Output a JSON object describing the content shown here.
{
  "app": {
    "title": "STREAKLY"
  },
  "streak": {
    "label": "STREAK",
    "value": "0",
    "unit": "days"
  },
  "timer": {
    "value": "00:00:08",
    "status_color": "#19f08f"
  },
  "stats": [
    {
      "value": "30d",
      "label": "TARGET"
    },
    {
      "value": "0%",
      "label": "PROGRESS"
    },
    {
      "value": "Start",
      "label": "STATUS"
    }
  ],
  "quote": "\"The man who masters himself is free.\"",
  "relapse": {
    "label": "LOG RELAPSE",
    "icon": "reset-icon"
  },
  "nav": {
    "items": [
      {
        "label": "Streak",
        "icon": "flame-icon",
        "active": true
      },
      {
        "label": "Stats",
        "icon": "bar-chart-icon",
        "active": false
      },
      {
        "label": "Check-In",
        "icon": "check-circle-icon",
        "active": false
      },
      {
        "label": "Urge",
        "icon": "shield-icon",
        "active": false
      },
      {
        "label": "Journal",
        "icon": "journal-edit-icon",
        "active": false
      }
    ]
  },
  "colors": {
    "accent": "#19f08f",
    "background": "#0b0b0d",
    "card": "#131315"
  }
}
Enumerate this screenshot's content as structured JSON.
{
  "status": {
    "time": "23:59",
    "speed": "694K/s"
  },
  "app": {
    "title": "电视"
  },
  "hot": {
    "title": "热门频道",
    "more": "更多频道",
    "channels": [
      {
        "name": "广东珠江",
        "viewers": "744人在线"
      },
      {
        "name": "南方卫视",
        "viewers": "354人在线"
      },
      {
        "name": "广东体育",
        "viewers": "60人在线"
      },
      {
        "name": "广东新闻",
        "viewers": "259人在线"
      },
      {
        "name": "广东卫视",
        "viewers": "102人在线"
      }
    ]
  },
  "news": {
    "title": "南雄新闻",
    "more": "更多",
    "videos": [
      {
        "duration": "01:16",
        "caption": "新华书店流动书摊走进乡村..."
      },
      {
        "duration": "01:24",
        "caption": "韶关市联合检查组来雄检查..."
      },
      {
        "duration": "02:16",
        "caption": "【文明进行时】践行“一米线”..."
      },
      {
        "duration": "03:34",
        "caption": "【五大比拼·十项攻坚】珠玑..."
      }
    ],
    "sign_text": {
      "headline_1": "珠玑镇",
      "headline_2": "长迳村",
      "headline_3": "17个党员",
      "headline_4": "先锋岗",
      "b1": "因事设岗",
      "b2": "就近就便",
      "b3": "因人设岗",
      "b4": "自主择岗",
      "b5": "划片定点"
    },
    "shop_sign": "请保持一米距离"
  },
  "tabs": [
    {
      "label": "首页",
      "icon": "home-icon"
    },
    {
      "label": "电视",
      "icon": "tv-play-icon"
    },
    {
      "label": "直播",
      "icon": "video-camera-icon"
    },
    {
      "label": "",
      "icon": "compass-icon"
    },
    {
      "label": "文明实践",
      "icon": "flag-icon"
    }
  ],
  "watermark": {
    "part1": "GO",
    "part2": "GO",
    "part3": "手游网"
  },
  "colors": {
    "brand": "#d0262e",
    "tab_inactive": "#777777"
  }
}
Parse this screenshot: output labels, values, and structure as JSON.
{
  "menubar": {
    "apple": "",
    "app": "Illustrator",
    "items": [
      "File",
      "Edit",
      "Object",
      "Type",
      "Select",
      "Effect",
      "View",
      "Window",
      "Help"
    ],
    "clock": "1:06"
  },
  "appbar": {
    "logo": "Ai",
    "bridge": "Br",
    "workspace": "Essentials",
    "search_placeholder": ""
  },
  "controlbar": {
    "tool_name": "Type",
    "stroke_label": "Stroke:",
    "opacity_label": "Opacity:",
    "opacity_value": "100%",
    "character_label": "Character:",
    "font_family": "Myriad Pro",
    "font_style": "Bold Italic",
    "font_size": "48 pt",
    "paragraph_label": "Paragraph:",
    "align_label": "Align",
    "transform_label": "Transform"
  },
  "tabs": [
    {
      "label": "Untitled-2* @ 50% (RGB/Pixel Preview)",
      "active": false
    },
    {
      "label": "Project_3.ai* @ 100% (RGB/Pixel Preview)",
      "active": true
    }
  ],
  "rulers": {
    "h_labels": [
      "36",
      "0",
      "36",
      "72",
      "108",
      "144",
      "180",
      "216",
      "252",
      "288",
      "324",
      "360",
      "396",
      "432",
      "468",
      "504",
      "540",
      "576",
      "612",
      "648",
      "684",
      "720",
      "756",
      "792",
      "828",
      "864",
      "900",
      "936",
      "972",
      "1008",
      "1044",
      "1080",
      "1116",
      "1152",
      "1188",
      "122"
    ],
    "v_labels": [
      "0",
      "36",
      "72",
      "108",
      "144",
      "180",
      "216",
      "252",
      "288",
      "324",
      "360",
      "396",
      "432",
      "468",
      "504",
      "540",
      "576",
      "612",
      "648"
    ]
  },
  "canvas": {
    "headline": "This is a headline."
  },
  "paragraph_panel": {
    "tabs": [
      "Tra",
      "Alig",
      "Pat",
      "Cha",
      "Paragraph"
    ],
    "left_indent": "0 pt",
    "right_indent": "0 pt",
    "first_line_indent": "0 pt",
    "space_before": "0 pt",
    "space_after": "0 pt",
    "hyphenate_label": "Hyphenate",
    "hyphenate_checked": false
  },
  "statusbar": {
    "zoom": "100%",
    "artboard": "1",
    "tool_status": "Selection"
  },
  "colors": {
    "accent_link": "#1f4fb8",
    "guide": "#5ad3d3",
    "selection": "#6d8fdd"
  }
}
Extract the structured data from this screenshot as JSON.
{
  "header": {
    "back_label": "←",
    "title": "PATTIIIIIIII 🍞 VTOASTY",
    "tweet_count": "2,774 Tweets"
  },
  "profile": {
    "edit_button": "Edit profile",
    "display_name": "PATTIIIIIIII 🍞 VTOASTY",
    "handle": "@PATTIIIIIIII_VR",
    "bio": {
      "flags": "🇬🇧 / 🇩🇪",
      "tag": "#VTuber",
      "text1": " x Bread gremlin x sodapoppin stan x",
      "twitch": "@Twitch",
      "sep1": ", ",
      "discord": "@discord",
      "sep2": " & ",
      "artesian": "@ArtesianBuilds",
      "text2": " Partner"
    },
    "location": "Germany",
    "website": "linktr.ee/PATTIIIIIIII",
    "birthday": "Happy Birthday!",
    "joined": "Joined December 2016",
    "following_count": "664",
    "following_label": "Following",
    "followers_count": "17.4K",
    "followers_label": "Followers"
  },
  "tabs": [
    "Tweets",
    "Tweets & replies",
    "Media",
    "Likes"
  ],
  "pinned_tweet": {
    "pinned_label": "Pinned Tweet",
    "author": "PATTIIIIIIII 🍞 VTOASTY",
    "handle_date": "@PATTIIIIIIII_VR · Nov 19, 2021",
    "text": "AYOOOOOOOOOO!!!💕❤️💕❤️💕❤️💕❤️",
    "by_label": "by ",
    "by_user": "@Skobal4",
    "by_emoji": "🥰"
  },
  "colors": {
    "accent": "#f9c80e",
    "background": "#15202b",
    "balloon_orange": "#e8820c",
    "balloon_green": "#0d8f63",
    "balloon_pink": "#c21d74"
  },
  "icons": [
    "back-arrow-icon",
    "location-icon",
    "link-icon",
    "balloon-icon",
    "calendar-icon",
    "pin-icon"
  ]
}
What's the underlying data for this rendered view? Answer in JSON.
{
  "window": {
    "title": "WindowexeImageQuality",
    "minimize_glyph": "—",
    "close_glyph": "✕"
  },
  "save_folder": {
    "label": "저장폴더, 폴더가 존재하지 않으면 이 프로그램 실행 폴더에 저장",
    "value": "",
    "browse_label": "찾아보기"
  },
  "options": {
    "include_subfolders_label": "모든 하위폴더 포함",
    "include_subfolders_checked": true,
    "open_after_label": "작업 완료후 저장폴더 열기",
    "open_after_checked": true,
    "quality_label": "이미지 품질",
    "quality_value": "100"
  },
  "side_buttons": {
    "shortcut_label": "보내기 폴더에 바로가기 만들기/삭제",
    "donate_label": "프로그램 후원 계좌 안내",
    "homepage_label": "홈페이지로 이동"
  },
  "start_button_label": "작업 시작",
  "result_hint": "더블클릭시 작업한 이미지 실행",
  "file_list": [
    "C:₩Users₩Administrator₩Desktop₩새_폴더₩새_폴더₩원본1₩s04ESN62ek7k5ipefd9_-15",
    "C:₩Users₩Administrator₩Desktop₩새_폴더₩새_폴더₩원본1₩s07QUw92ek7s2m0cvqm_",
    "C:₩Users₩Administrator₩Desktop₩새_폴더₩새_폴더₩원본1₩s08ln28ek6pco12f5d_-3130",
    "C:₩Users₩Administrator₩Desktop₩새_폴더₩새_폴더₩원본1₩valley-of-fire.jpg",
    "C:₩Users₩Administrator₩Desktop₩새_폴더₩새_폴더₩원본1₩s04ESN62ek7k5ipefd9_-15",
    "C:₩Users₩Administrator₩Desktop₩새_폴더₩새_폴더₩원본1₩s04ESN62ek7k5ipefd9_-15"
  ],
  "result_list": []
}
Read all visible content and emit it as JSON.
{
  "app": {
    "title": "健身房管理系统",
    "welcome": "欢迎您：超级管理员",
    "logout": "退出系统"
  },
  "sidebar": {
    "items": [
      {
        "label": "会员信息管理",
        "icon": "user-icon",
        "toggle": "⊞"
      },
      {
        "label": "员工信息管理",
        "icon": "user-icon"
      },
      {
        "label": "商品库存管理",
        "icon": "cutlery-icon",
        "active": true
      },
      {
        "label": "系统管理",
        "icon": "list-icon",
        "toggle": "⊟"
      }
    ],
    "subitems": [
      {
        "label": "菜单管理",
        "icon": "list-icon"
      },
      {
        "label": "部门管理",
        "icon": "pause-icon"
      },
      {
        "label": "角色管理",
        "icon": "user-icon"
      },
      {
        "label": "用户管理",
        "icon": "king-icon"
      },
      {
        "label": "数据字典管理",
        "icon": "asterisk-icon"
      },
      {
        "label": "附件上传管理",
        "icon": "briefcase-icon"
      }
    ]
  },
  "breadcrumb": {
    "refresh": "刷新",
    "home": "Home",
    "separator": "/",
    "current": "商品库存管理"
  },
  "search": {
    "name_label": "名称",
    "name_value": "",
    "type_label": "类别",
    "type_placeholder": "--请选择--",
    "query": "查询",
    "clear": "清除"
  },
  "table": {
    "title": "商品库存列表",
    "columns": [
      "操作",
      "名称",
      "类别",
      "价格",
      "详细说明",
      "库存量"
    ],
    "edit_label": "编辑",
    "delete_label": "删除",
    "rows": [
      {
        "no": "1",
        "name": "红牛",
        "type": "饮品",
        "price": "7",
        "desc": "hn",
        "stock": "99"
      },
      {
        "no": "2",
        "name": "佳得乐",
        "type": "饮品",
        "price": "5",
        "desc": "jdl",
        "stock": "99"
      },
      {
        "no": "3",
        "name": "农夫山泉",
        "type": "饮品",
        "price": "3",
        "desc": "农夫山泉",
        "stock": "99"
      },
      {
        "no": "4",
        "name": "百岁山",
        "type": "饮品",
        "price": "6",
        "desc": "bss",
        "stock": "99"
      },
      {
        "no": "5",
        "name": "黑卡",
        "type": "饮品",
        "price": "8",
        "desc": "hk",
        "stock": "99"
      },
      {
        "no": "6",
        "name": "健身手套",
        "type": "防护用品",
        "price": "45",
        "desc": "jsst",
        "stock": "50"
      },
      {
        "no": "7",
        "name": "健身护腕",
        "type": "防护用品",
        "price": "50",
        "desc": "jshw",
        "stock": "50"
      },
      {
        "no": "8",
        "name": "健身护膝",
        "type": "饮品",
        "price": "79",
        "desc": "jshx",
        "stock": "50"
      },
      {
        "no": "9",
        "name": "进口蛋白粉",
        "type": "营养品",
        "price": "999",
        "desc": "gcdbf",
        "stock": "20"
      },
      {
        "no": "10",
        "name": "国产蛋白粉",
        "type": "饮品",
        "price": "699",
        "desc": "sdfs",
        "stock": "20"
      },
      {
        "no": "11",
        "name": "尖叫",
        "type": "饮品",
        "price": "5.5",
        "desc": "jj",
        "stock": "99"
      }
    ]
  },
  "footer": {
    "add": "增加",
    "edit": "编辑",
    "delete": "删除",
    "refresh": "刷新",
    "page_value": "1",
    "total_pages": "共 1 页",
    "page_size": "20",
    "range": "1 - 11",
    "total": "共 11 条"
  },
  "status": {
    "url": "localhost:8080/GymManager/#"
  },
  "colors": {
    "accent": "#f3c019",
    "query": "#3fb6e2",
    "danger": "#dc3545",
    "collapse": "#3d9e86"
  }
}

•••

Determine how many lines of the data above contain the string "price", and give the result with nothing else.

11